The NTSB found the relationship between speed and crash involvement is complex and is affected by a number of factors, however, speed – and therefore speeding – increases crash risk both in terms of the likelihood of being involved in a crash and in terms of the severity of injuries sustained by those involved in speeding-related crashes.

The study links speeding to 112,580 passenger vehicle highway crash fatalities between 2005-2014.  To put that number in perspective, nearly the same number of people – 112,948 – died in alcohol-involved crashes in the same period.

Despite this sobering statistic, speeding has few negative social consequences compared to the consequences of an arrest or conviction for driving under the influence. The study further notes that although drivers are aware that speeding is a threat to safety, they also acknowledge it is a common driving behavior in the US.

“You can’t tackle our rising epidemic of roadway deaths without tackling speeding,” said NTSB Acting Chairman Robert L. Sumwalt, “and you can’t tackle speeding without the most current research. Speed kills. This study examines how it kills and what actions can be taken to save lives and prevent speeding-related crashes.”

The NTSB previously identified speeding as a safety issue among drivers of heavy vehicles in work zones and at locations with site specific hazards. However, the NTSB has not often addressed the safety issue among passenger vehicle drivers. This study highlights the scope of speeding-related passenger vehicle crashes, illustrates the risks of speeding and describes driver attitudes toward speeding, both by themselves and by other drivers.

Using a combination of quantitative and qualitive methods to summarize the risks of speeding, the NTSB focused on proven and emerging countermeasures that can be broadly applied to address the speeding problem but are currently underused or ineffectively used.

Based on the findings of the study the NTSB issued 19 safety recommendations: one to the US Department of Transportation, eight to the National Highway Traffic Safety Administration, four to the Federal Highway Administration, and one each to the Governors Highway Safety Association, the International Association of Chiefs of Police, and the National Sheriffs’ Association.

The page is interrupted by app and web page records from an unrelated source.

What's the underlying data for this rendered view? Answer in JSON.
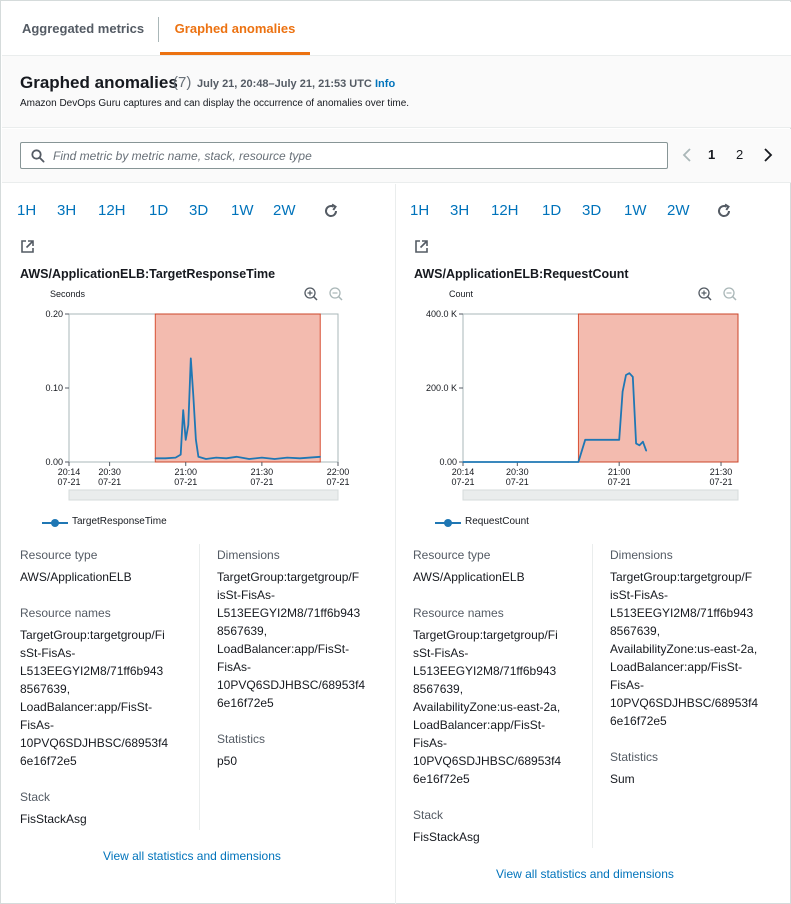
{
  "tabs": [
    {
      "label": "Aggregated metrics",
      "active": false
    },
    {
      "label": "Graphed anomalies",
      "active": true
    }
  ],
  "header": {
    "title": "Graphed anomalies",
    "count": "(7)",
    "time_range": "July 21, 20:48–July 21, 21:53 UTC",
    "info_link": "Info",
    "description": "Amazon DevOps Guru captures and can display the occurrence of anomalies over time."
  },
  "search": {
    "placeholder": "Find metric by metric name, stack, resource type",
    "value": ""
  },
  "pagination": {
    "pages": [
      "1",
      "2"
    ],
    "current": "1"
  },
  "time_ranges": [
    "1H",
    "3H",
    "12H",
    "1D",
    "3D",
    "1W",
    "2W"
  ],
  "colors": {
    "accent": "#ec7211",
    "link": "#0073bb",
    "anomaly": "#f2b0a2",
    "anomaly_border": "#d13212",
    "series": "#1f77b4"
  },
  "panels": [
    {
      "metric_title": "AWS/ApplicationELB:TargetResponseTime",
      "legend": "TargetResponseTime",
      "resource_type_label": "Resource type",
      "resource_type": "AWS/ApplicationELB",
      "resource_names_label": "Resource names",
      "resource_names": "TargetGroup:targetgroup/Fi\nsSt-FisAs-\nL513EEGYI2M8/71ff6b943\n8567639,\nLoadBalancer:app/FisSt-\nFisAs-\n10PVQ6SDJHBSC/68953f4\n6e16f72e5",
      "stack_label": "Stack",
      "stack": "FisStackAsg",
      "dimensions_label": "Dimensions",
      "dimensions": "TargetGroup:targetgroup/F\nisSt-FisAs-\nL513EEGYI2M8/71ff6b943\n8567639,\nLoadBalancer:app/FisSt-\nFisAs-\n10PVQ6SDJHBSC/68953f4\n6e16f72e5",
      "statistics_label": "Statistics",
      "statistics": "p50",
      "view_all": "View all statistics and dimensions"
    },
    {
      "metric_title": "AWS/ApplicationELB:RequestCount",
      "legend": "RequestCount",
      "resource_type_label": "Resource type",
      "resource_type": "AWS/ApplicationELB",
      "resource_names_label": "Resource names",
      "resource_names": "TargetGroup:targetgroup/Fi\nsSt-FisAs-\nL513EEGYI2M8/71ff6b943\n8567639,\nAvailabilityZone:us-east-2a,\nLoadBalancer:app/FisSt-\nFisAs-\n10PVQ6SDJHBSC/68953f4\n6e16f72e5",
      "stack_label": "Stack",
      "stack": "FisStackAsg",
      "dimensions_label": "Dimensions",
      "dimensions": "TargetGroup:targetgroup/F\nisSt-FisAs-\nL513EEGYI2M8/71ff6b943\n8567639,\nAvailabilityZone:us-east-2a,\nLoadBalancer:app/FisSt-\nFisAs-\n10PVQ6SDJHBSC/68953f4\n6e16f72e5",
      "statistics_label": "Statistics",
      "statistics": "Sum",
      "view_all": "View all statistics and dimensions"
    }
  ],
  "chart_data": [
    {
      "type": "line",
      "title": "AWS/ApplicationELB:TargetResponseTime",
      "ylabel": "Seconds",
      "yticks": [
        "0.00",
        "0.10",
        "0.20"
      ],
      "ylim": [
        0,
        0.2
      ],
      "xticks": [
        [
          "20:14",
          "07-21"
        ],
        [
          "20:30",
          "07-21"
        ],
        [
          "21:00",
          "07-21"
        ],
        [
          "21:30",
          "07-21"
        ],
        [
          "22:00",
          "07-21"
        ]
      ],
      "xlim": [
        "20:14",
        "22:00"
      ],
      "anomaly_range": [
        "20:48",
        "21:53"
      ],
      "series": [
        {
          "name": "TargetResponseTime",
          "points": [
            [
              "20:48",
              0.005
            ],
            [
              "20:52",
              0.005
            ],
            [
              "20:56",
              0.006
            ],
            [
              "20:58",
              0.01
            ],
            [
              "20:59",
              0.07
            ],
            [
              "21:00",
              0.03
            ],
            [
              "21:01",
              0.05
            ],
            [
              "21:02",
              0.14
            ],
            [
              "21:03",
              0.09
            ],
            [
              "21:04",
              0.03
            ],
            [
              "21:05",
              0.007
            ],
            [
              "21:08",
              0.004
            ],
            [
              "21:12",
              0.006
            ],
            [
              "21:16",
              0.005
            ],
            [
              "21:20",
              0.007
            ],
            [
              "21:25",
              0.004
            ],
            [
              "21:30",
              0.006
            ],
            [
              "21:35",
              0.004
            ],
            [
              "21:40",
              0.006
            ],
            [
              "21:45",
              0.005
            ],
            [
              "21:53",
              0.007
            ]
          ]
        }
      ]
    },
    {
      "type": "line",
      "title": "AWS/ApplicationELB:RequestCount",
      "ylabel": "Count",
      "yticks": [
        "0.00",
        "200.0 K",
        "400.0 K"
      ],
      "ylim": [
        0,
        400000
      ],
      "xticks": [
        [
          "20:14",
          "07-21"
        ],
        [
          "20:30",
          "07-21"
        ],
        [
          "21:00",
          "07-21"
        ],
        [
          "21:30",
          "07-21"
        ]
      ],
      "xlim": [
        "20:14",
        "21:35"
      ],
      "anomaly_range": [
        "20:48",
        "21:53"
      ],
      "series": [
        {
          "name": "RequestCount",
          "points": [
            [
              "20:14",
              0
            ],
            [
              "20:45",
              0
            ],
            [
              "20:48",
              0
            ],
            [
              "20:50",
              60000
            ],
            [
              "20:58",
              60000
            ],
            [
              "21:00",
              60000
            ],
            [
              "21:01",
              190000
            ],
            [
              "21:02",
              235000
            ],
            [
              "21:03",
              240000
            ],
            [
              "21:04",
              230000
            ],
            [
              "21:05",
              50000
            ],
            [
              "21:06",
              45000
            ],
            [
              "21:07",
              55000
            ],
            [
              "21:08",
              30000
            ]
          ]
        }
      ]
    }
  ]
}
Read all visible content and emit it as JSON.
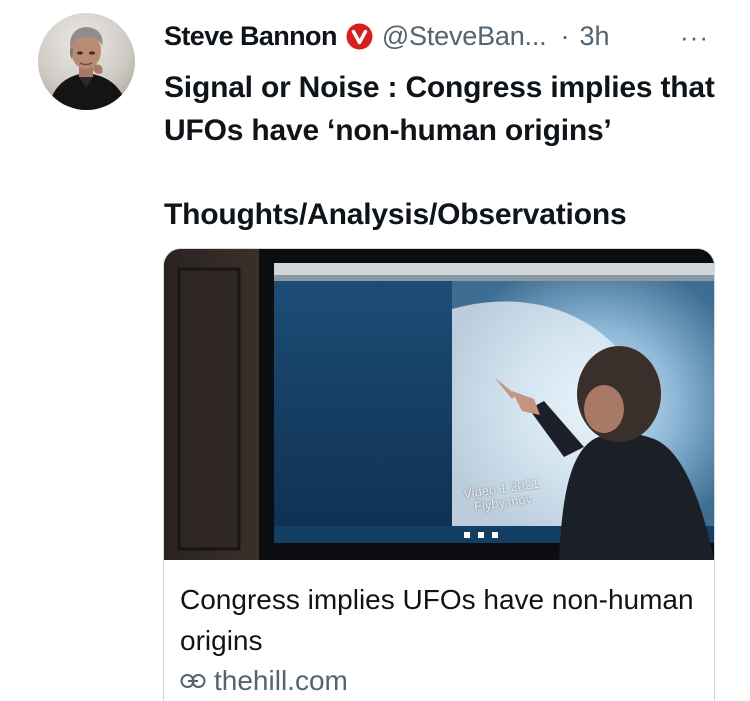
{
  "tweet": {
    "author_name": "Steve Bannon",
    "author_handle": "@SteveBan...",
    "separator": "·",
    "timestamp": "3h",
    "more_label": "···",
    "text_line1": "Signal or Noise : Congress implies that UFOs have ‘non-human origins’",
    "text_line2": "Thoughts/Analysis/Observations"
  },
  "card": {
    "image_caption_line1": "Video 1 2021",
    "image_caption_line2": "Flyby.mov",
    "title": "Congress implies UFOs have non-human origins",
    "domain": "thehill.com"
  },
  "icons": {
    "verified": "verified-badge-icon",
    "link": "link-icon",
    "more": "more-options-icon"
  },
  "colors": {
    "verified_badge": "#d61f1f",
    "secondary_text": "#536471",
    "primary_text": "#0f1419",
    "card_border": "#cfd9de"
  }
}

The NTSB also recommended action from seven states that prohibit automated speed enforcement, 28 states without automated speed enforcement laws, and 15 states with automated speed enforcement restrictions. The recommendations to the states—to remove barriers to the use of automated speed enforcement—are based on the findings that it is an effective but underused countermeasure.